On Thursday night there was a reception for a special exhibition of quilts assembled by members of SPIN chapters held in a Navaho hogan-style building. The NY SPIN chapter created my favorite quilt (shown below). Unfortunately the dark paint and timbered walls of the interior did not show the brilliant colors of these silk pieces to best advantage.
The festival’s finale was the Changing Elements fashion show with a “Metamorphosis” theme. The Dancing Brush, a silk painting done live on stage by Addie Chernus preceded the show.
The many lovely dresses and accessories included Linda Duncan’s Butterfly Dress and Cape.
I was also attracted to the big bold design of Joyce Estes’ Hibiscus Cape and Kayla Kennington’s dresses were spectacular! The highlight of the show was a recycled $40 wedding gown turned prom dress painted in the style of Van Gogh by 18-year-old Julia Reidhead with assistance from her mother. Terry Tabor worked very hard to put on an exciting show.

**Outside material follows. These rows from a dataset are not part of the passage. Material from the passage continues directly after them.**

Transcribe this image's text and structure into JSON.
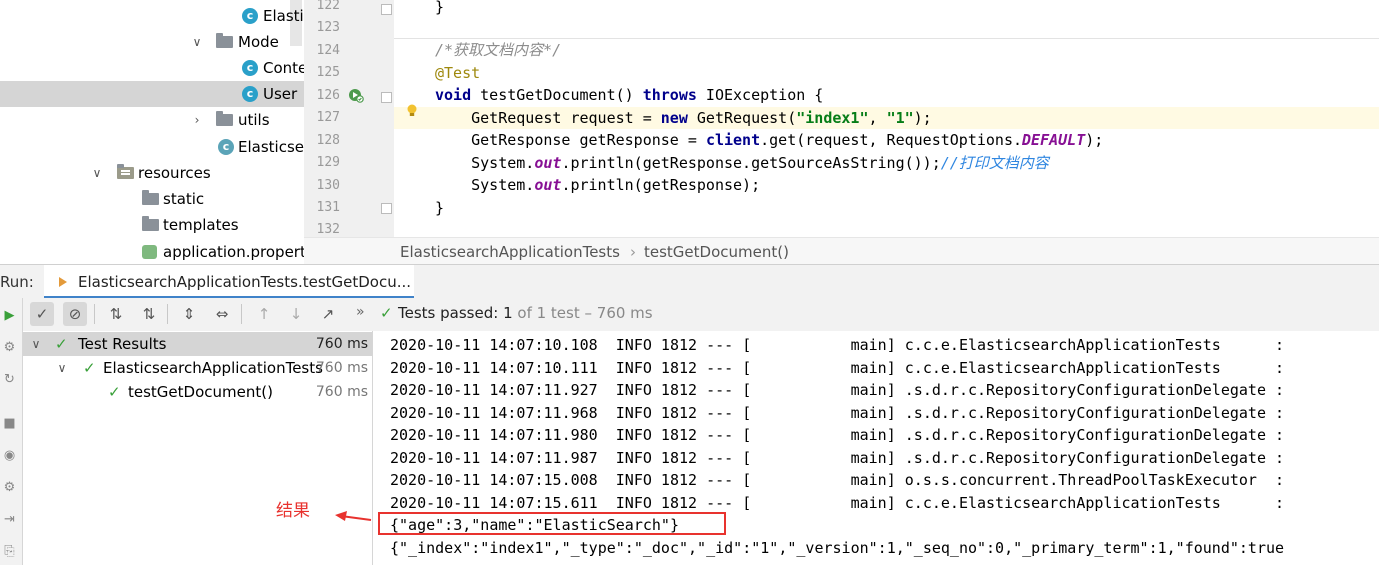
{
  "tree": {
    "items": [
      {
        "label": "Elastic",
        "kind": "class"
      },
      {
        "label": "Mode",
        "kind": "folder"
      },
      {
        "label": "Conte",
        "kind": "class"
      },
      {
        "label": "User",
        "kind": "class"
      },
      {
        "label": "utils",
        "kind": "folder"
      },
      {
        "label": "Elasticsear",
        "kind": "spring-class"
      },
      {
        "label": "resources",
        "kind": "resources-folder"
      },
      {
        "label": "static",
        "kind": "folder"
      },
      {
        "label": "templates",
        "kind": "folder"
      },
      {
        "label": "application.propert",
        "kind": "properties-file"
      }
    ]
  },
  "editor": {
    "line_numbers": [
      "122",
      "123",
      "124",
      "125",
      "126",
      "127",
      "128",
      "129",
      "130",
      "131",
      "132"
    ],
    "code": {
      "l122": "}",
      "l124": "/*获取文档内容*/",
      "l125": "@Test",
      "l126_kw1": "void",
      "l126_a": " testGetDocument() ",
      "l126_kw2": "throws",
      "l126_b": " IOException {",
      "l127_a": "    GetRequest request = ",
      "l127_kw": "new",
      "l127_b": " GetRequest(",
      "l127_s1": "\"index1\"",
      "l127_c": ", ",
      "l127_s2": "\"1\"",
      "l127_d": ");",
      "l128_a": "    GetResponse getResponse = ",
      "l128_kw": "client",
      "l128_b": ".get(request, RequestOptions.",
      "l128_f": "DEFAULT",
      "l128_c": ");",
      "l129_a": "    System.",
      "l129_f": "out",
      "l129_b": ".println(getResponse.getSourceAsString());",
      "l129_cm": "//打印文档内容",
      "l130_a": "    System.",
      "l130_f": "out",
      "l130_b": ".println(getResponse);",
      "l131": "}"
    }
  },
  "breadcrumb": {
    "class_name": "ElasticsearchApplicationTests",
    "separator": "›",
    "method_name": "testGetDocument()"
  },
  "run": {
    "label": "Run:",
    "tab_label": "ElasticsearchApplicationTests.testGetDocu...",
    "status_prefix": "Tests passed:",
    "status_count": "1",
    "status_suffix": "of 1 test – 760 ms"
  },
  "results": {
    "rows": [
      {
        "label": "Test Results",
        "time": "760 ms"
      },
      {
        "label": "ElasticsearchApplicationTests",
        "time": "760 ms"
      },
      {
        "label": "testGetDocument()",
        "time": "760 ms"
      }
    ]
  },
  "console": {
    "log_lines": [
      "2020-10-11 14:07:10.108  INFO 1812 --- [           main] c.c.e.ElasticsearchApplicationTests      :",
      "2020-10-11 14:07:10.111  INFO 1812 --- [           main] c.c.e.ElasticsearchApplicationTests      :",
      "2020-10-11 14:07:11.927  INFO 1812 --- [           main] .s.d.r.c.RepositoryConfigurationDelegate :",
      "2020-10-11 14:07:11.968  INFO 1812 --- [           main] .s.d.r.c.RepositoryConfigurationDelegate :",
      "2020-10-11 14:07:11.980  INFO 1812 --- [           main] .s.d.r.c.RepositoryConfigurationDelegate :",
      "2020-10-11 14:07:11.987  INFO 1812 --- [           main] .s.d.r.c.RepositoryConfigurationDelegate :",
      "2020-10-11 14:07:15.008  INFO 1812 --- [           main] o.s.s.concurrent.ThreadPoolTaskExecutor  :",
      "2020-10-11 14:07:15.611  INFO 1812 --- [           main] c.c.e.ElasticsearchApplicationTests      :"
    ],
    "result_line": "{\"age\":3,\"name\":\"ElasticSearch\"}",
    "response_line": "{\"_index\":\"index1\",\"_type\":\"_doc\",\"_id\":\"1\",\"_version\":1,\"_seq_no\":0,\"_primary_term\":1,\"found\":true"
  },
  "annotation": {
    "label": "结果",
    "color": "#e8322e"
  }
}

The conference ended with an after-hour Soirée featuring the spouses of some of the members, who put together a band called The Silky Bottom Boys. Elvis made a guest appearance. The Designers’ Boutique and sale featured most of the items in the fashion show, with the audience invited to browse the racks and take home their purchases, made easy with the use of Square credit card devices.
Overall, I thoroughly enjoyed the conference – in spite of the hailstorms, summer monsoon and flooding – that occurred throughout the event. I can’t wait to find out where 2016’s conference will be held since SPIN has outgrown its present facility (not enough classrooms with sinks). I enjoyed visiting Santa Fe and its amenities, but there is a call to move the confab to Arrowmont School of Arts & Crafts in Gatlinburg, Tennessee.
Stay tuned to the SPIN website for updates!
Muffy Clark Gill is an award-winning Southwest Florida artist who works with the wax resist process known as batik. 22nd Floor Gallery in Florida State Capital building will feature paintings from her American Native series from February 1 – March 16, 2015.
Gill is a member of Surface Design Association (SDA) and Silk Painters International (SPIN). When not working in her studio, Gill serves as Advertising Manager for SDA.